Entries supplied: Begin

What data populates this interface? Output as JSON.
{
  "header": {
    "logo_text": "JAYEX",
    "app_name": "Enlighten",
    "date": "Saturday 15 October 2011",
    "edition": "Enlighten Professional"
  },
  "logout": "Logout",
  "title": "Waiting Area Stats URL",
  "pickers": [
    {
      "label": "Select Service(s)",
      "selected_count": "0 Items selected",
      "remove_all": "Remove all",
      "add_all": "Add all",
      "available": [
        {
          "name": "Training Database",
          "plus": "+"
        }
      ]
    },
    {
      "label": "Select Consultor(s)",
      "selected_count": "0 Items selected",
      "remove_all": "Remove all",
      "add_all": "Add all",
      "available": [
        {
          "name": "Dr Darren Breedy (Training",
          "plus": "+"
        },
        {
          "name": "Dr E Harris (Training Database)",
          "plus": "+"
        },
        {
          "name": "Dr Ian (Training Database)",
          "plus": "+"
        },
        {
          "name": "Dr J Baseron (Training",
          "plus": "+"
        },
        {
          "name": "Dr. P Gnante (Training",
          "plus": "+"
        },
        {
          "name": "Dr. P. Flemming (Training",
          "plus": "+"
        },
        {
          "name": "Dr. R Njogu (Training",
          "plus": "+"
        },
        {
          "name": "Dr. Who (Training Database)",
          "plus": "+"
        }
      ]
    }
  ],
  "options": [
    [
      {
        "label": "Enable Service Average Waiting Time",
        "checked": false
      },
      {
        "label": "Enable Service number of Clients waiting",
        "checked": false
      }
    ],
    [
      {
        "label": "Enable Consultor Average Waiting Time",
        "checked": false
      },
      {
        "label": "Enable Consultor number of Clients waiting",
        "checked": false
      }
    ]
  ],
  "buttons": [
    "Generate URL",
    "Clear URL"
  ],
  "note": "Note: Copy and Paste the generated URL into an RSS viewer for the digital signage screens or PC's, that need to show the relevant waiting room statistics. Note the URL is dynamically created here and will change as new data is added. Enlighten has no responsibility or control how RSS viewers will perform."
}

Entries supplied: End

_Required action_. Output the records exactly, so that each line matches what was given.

_Your response_.
What data populates this interface? Output as JSON.
{
  "header": {
    "logo_text": "JAYEX",
    "app_name": "Enlighten",
    "date": "Saturday 15 October 2011",
    "edition": "Enlighten Professional"
  },
  "logout": "Logout",
  "title": "Waiting Area Stats URL",
  "pickers": [
    {
      "label": "Select Service(s)",
      "selected_count": "0 Items selected",
      "remove_all": "Remove all",
      "add_all": "Add all",
      "available": [
        {
          "name": "Training Database",
          "plus": "+"
        }
      ]
    },
    {
      "label": "Select Consultor(s)",
      "selected_count": "0 Items selected",
      "remove_all": "Remove all",
      "add_all": "Add all",
      "available": [
        {
          "name": "Dr Darren Breedy (Training",
          "plus": "+"
        },
        {
          "name": "Dr E Harris (Training Database)",
          "plus": "+"
        },
        {
          "name": "Dr Ian (Training Database)",
          "plus": "+"
        },
        {
          "name": "Dr J Baseron (Training",
          "plus": "+"
        },
        {
          "name": "Dr. P Gnante (Training",
          "plus": "+"
        },
        {
          "name": "Dr. P. Flemming (Training",
          "plus": "+"
        },
        {
          "name": "Dr. R Njogu (Training",
          "plus": "+"
        },
        {
          "name": "Dr. Who (Training Database)",
          "plus": "+"
        }
      ]
    }
  ],
  "options": [
    [
      {
        "label": "Enable Service Average Waiting Time",
        "checked": false
      },
      {
        "label": "Enable Service number of Clients waiting",
        "checked": false
      }
    ],
    [
      {
        "label": "Enable Consultor Average Waiting Time",
        "checked": false
      },
      {
        "label": "Enable Consultor number of Clients waiting",
        "checked": false
      }
    ]
  ],
  "buttons": [
    "Generate URL",
    "Clear URL"
  ],
  "note": "Note: Copy and Paste the generated URL into an RSS viewer for the digital signage screens or PC's, that need to show the relevant waiting room statistics. Note the URL is dynamically created here and will change as new data is added. Enlighten has no responsibility or control how RSS viewers will perform."
}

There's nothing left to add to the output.